    I think Australia requires a 4 year qualification like Scotland, so a 3 year degree plus PGCE or a 4 year Teaching Degree.
    https://www.smartteachers.co.uk/node/90#:~:text=To teach in Australia, you,in primary or secondary schools.&text=A four year Bachelor of Education degree; or
    TeacherMan19 likes this.
  4. rolls

    rolls Occasional commenter

    Are you sure that a masters would have to have a teaching requirement? I am not familiar with Australian requirements but a lot of countries that have a masters level qualification will accept QTS and a masters degree in education.
  5. taiyah

    taiyah Occasional commenter

    Correct QTS is not recognized. Why? QTS is a (professional development) process not a qualification. They do something similar for their accreditation.

    Masters won't get you anywhere because,
    • in Aus NOONE can qualify for a masters program without completing their Bachelor degree
    • some "masters" in the UK are... To put it bluntly, are dodgy and are not recognized.
    Every local teacher aged less than 50 - 55 has some sort of a Bachelor of Education degree. That's the standard you need to meet.

    Save your money, ignore your masters idea. The bare minimum is completing your PGCE.
    Last edited: Jun 3, 2020
  6. T0nyGT

    T0nyGT Lead commenter

    I wouldn't think that the visa type was the issue. If the AITSL don't recognise your qualificaiton then surely you won't get ANY visa. It seems that you would have to retrain.
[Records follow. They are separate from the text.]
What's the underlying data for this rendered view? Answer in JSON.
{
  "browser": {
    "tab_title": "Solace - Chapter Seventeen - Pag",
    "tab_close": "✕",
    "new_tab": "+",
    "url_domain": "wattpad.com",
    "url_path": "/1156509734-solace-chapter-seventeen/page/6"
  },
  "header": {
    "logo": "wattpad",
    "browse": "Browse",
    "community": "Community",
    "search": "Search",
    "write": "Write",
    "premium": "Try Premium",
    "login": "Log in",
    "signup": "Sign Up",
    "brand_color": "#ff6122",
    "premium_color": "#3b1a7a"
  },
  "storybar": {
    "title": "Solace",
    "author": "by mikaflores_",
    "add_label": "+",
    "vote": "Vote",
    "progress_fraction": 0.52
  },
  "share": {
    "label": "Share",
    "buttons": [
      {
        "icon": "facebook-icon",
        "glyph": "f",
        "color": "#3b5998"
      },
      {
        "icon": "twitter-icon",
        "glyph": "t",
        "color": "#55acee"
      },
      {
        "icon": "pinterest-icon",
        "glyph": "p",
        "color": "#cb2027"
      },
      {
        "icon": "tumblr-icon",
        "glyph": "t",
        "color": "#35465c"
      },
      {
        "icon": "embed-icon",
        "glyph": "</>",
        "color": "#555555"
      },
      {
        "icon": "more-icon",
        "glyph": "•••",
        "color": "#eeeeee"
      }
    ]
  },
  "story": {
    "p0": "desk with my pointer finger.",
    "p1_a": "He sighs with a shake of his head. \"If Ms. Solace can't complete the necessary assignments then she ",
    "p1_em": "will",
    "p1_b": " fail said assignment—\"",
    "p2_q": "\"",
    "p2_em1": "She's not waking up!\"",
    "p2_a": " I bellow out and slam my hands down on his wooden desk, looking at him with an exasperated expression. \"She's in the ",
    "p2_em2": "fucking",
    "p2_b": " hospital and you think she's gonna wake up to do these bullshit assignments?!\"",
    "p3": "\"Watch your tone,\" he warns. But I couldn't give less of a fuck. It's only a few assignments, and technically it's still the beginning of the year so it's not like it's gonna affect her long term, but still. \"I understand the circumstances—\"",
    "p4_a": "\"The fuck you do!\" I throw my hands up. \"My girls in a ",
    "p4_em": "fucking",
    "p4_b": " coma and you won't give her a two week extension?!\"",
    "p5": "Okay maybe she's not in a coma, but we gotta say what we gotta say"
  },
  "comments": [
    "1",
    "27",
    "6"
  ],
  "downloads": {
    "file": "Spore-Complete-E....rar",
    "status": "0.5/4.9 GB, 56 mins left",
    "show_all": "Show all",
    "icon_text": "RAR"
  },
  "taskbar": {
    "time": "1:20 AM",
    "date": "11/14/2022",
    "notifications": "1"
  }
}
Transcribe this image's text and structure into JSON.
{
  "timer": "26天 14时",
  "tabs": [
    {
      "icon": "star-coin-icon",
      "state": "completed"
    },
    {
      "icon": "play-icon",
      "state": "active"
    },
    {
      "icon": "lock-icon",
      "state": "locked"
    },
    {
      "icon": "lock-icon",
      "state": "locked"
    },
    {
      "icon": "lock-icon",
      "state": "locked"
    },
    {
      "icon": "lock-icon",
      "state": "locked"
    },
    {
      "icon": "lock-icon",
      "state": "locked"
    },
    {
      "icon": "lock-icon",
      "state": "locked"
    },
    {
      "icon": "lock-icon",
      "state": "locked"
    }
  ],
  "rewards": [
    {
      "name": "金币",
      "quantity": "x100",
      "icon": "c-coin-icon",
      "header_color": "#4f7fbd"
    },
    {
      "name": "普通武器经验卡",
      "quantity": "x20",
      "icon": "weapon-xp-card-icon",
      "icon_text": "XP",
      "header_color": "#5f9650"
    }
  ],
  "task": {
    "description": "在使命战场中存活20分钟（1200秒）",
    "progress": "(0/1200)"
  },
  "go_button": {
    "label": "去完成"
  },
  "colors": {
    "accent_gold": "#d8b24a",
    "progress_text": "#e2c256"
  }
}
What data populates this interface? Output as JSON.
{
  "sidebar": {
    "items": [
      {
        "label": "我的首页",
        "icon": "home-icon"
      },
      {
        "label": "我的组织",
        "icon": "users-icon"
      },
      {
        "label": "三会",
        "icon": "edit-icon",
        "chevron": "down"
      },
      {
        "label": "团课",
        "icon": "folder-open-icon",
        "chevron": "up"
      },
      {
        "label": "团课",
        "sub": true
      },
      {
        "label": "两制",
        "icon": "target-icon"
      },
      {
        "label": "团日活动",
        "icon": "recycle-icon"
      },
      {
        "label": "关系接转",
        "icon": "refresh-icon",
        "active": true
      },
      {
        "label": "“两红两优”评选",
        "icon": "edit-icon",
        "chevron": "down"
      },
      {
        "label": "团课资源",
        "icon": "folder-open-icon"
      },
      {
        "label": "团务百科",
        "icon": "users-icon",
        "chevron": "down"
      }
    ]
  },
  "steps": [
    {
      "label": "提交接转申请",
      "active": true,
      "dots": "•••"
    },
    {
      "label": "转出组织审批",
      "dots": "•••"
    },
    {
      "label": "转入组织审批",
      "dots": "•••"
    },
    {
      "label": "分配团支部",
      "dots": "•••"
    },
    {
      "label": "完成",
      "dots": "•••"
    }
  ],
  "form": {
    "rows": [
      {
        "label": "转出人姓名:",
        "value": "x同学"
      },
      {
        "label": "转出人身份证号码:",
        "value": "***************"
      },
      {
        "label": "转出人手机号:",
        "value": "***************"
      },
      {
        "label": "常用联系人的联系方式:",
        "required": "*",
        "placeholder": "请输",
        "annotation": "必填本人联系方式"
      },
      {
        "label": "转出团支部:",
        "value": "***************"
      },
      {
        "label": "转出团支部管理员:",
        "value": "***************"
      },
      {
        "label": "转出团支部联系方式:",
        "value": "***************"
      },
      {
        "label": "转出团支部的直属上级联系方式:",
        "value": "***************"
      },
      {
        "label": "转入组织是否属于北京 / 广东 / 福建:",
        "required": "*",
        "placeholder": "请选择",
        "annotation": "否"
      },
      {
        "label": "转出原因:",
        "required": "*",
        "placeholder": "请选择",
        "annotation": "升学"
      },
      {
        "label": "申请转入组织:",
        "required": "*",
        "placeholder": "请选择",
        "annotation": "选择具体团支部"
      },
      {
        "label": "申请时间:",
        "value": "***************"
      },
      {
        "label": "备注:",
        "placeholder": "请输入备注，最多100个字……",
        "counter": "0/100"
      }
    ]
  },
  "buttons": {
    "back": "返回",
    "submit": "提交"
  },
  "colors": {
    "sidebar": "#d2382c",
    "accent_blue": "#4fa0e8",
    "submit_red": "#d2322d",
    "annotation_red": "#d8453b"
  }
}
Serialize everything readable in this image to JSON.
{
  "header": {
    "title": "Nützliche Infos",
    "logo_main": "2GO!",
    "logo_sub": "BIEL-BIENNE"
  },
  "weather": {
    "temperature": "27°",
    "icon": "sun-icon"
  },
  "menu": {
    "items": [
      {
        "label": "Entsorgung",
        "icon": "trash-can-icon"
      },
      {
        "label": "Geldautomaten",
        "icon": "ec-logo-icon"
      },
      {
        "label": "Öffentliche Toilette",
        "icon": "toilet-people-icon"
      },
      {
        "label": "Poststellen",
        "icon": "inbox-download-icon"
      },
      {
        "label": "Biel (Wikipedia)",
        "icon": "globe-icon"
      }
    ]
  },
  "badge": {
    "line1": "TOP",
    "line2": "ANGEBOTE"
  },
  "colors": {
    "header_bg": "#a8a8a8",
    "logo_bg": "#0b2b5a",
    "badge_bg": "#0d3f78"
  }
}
    I would ask myself very, very carefully whether Australia was my absolute, unshakeable dream. Qualificaitons aside, Australia is very, very difficult to get in to. There is no teacher shortage there apart from in the very undesirable parts and this is going to be a very different life from anything you might have seen on TV.

    You're likely to spend thousands and thousands of pounds to end up either with no visa because your points are too low or teaching in Alice Springs or Townsville and wondering what on earth you've done.

    Even if you do eventually qualify for a visa, you're almost certainly going to have to go remote, otherwise you'll be in the visa queue for 5 years behind 100,000 more qualified Indians
  7. T0nyGT

    T0nyGT Lead commenter

    I don't understand how you don't have QTS if you have a PGCE. It's actually the opposite of driving down standards - it means that, on top of your subject, you are qualified to teach
    TeacherMan19 likes this.
  8. the hippo

    the hippo Lead commenter Community helper

    I am sorry to be a wet blanket, Gemzyba, but I think that you will find that property prices in most cities in Ozzland are about as ridiculous as they are in the UK. Your problems to do with PGCEs and QTS and the other things you have written about might in fact be pretty irrelevant if you cannot afford to live there. Renting might be your only option and that would be money down the drain. On the other hand, maybe you have already researched this and you have piles of cash, so you can easily afford to buy a pleasant house Down Under. In which case, please ignore my comments!

    However, 4019775 makes a valid point. You might find it difficult to get a job in one of the Australian cities and maybe there are already quite a lot of Australian teachers who are currently applying for teaching posts.

    If you are considering other options, then maybe you should think about China. Or Bulgaria.
  9. Gemzyba

    Gemzyba New commenter

    Thanks all for your replies. We are currently looking into our options for retraining.

    @T0nyGT We spent 2 years in Australia on a working holiday visa, and spent a significant amount of that time in regional Australia. Personally we are not keen on relocating to one of the major cities. We are not under the illusion that life is perfect there, as we had our fair share of difficulties whilst there, however, we fell in love with the country.

    I have spoken with a few migration experts, they have confirmed that a course would have to include 45 days of supervised teaching, either PGCE or Masters. I have also spoken with a migration and education agency regarding courses in Australia.

Share This Page